Your DTI ratio represents the debt you have compared to the amount of money you earn. A high DTI, which shows you carry a larger amount of debt, may be a red flag to lenders. For example, if you carry $1,000 in debt monthly and make $4,000 a month, your DTI would be 25% ($1,000 divided by $4,000). However, if you carry $2,500 in debt monthly and make $4,000 a month, your DTI will be much higher -- 62.5% -- which could impact your ability to secure a new loan.
In general, to refinance your student loans you want a DTI of 50% or less.
3. Compare lenders
It's important to shop different lenders to make sure you're getting the optimal rates and terms. Kantrowitz emphasizes considering monthly loan payments, total repayment terms and interest rates. He says, "Remember that longer repayment terms mean lower monthly payments, but more interest over the life of a loan. Try to avoid repayment terms longer than ten years, and make sure to choose a plan that offers the highest monthly payment you can afford."
4. Find out if you prequalify
As you shop around for lenders, many may offer the option to prequalify, allowing you to see what your potential interest rates and monthly payments would look like. Based on the change from your current loan terms, you can decide if refinancing makes sense for you. Prequalification requires a, so it won't impact your credit score. Keep in mind, prequalification does not guarantee loan approval or specific rates.
5. Consider a co-signer
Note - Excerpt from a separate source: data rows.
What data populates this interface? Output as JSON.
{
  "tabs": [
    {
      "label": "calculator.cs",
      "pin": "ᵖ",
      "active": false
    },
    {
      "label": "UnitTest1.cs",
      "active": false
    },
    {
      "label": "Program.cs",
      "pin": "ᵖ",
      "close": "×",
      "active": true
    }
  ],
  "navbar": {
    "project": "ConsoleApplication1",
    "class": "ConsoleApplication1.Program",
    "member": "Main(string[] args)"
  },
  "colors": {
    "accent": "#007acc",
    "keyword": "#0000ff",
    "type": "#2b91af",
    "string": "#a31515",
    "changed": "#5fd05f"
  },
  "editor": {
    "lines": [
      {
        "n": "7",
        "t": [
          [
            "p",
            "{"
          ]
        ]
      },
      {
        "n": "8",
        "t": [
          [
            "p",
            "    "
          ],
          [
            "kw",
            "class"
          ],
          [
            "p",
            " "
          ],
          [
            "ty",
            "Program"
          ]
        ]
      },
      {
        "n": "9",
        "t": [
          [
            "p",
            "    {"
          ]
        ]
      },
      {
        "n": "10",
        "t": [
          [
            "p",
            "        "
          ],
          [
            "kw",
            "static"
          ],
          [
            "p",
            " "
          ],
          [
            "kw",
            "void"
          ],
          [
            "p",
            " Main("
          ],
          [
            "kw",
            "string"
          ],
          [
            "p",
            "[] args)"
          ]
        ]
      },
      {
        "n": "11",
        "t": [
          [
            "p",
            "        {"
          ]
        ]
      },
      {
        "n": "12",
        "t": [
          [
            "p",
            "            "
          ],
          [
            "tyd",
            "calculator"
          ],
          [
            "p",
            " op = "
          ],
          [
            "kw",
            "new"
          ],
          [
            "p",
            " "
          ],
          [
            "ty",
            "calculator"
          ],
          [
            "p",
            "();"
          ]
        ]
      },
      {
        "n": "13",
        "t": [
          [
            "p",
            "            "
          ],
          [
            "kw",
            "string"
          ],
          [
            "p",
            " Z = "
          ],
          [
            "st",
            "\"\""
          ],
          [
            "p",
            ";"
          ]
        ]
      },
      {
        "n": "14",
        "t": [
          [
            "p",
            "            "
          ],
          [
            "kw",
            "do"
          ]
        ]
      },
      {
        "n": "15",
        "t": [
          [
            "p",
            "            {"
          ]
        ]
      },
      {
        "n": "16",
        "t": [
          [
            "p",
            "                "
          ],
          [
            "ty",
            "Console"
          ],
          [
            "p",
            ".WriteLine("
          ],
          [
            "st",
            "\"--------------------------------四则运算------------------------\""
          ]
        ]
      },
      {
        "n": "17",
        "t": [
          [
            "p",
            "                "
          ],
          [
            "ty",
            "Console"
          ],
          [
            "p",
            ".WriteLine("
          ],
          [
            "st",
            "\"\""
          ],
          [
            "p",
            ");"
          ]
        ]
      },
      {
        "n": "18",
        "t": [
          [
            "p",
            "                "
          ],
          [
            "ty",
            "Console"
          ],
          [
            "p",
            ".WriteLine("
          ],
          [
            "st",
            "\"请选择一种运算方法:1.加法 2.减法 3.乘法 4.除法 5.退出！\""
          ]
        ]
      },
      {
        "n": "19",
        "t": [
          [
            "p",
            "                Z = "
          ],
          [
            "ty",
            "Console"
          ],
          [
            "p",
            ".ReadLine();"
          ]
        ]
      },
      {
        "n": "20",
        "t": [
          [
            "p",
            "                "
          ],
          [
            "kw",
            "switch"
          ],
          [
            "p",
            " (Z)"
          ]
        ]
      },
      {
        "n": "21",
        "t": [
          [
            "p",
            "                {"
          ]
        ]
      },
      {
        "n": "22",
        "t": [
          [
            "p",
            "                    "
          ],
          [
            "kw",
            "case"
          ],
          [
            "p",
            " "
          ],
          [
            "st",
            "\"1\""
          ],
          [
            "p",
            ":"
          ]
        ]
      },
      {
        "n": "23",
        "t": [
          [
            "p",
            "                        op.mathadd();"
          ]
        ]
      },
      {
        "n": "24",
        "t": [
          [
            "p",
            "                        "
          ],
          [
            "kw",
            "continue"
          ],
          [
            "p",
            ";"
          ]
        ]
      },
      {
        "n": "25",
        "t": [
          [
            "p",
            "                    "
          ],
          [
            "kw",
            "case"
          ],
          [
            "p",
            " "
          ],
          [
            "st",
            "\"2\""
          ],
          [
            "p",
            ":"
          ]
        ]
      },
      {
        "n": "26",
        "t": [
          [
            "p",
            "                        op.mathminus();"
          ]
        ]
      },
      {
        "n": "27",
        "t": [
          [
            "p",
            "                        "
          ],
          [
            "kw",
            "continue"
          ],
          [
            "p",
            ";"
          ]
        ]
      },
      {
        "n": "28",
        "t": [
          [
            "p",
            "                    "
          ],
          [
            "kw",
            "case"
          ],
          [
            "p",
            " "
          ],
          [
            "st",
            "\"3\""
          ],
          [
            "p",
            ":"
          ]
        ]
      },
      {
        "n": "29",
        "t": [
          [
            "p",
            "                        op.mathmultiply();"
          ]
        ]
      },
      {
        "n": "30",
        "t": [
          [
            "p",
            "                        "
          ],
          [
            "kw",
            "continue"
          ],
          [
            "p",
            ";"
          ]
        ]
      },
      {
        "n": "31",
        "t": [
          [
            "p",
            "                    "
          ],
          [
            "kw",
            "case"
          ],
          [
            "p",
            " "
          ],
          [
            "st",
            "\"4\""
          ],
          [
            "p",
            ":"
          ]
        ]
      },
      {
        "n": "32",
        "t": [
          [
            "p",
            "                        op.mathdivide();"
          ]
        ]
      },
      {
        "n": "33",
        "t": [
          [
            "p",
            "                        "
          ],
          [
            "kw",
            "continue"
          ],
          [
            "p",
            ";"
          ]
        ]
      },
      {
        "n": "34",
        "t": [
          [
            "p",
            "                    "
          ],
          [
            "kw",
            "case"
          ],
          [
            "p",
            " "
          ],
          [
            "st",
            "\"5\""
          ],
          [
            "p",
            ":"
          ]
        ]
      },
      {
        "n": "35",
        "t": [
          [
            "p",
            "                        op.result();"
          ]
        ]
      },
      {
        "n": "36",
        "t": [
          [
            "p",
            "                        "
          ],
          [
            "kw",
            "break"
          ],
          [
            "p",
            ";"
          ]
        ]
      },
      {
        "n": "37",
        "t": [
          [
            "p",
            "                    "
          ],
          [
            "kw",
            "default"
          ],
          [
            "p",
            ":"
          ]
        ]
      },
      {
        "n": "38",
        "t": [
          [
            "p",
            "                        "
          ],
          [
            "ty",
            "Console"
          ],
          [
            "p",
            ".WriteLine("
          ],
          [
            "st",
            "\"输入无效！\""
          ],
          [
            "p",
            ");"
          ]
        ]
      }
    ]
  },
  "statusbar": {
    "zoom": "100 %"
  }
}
Student loan refinancing lenders often allow you to add a co-signer to your loan -- or to release one. If you don't have a longstanding credit history, you may need someone with a good or excellent credit score to co-sign your loan. When you add a co-signer, they are taking on the loan responsibility, too. This means your co-signer will be required to make payments if you're unable to, and your repayment history will impact their credit score.
Conversely, if you want to release a current co-signer, you can refinance a private student loan in your name alone. In order to do so, make sure you meet the credit and consecutive on-time payments criteria.
Next steps to refinance
Once you've committed to refinancing your student loans, there are steps you can take to secure the interest rate and payment plan you want.
First, begin shopping around with other student lenders. Compare rates and terms and get prequalified to browse your options and decide which loan term and lender best fits your budget. Once you decide on a lender, you'll submit a formal application and wait for approval, which usually takes two to three weeks. After your new lender approves your application, they'll pay off your old loan directly and you'll start making regular payments to your new lender.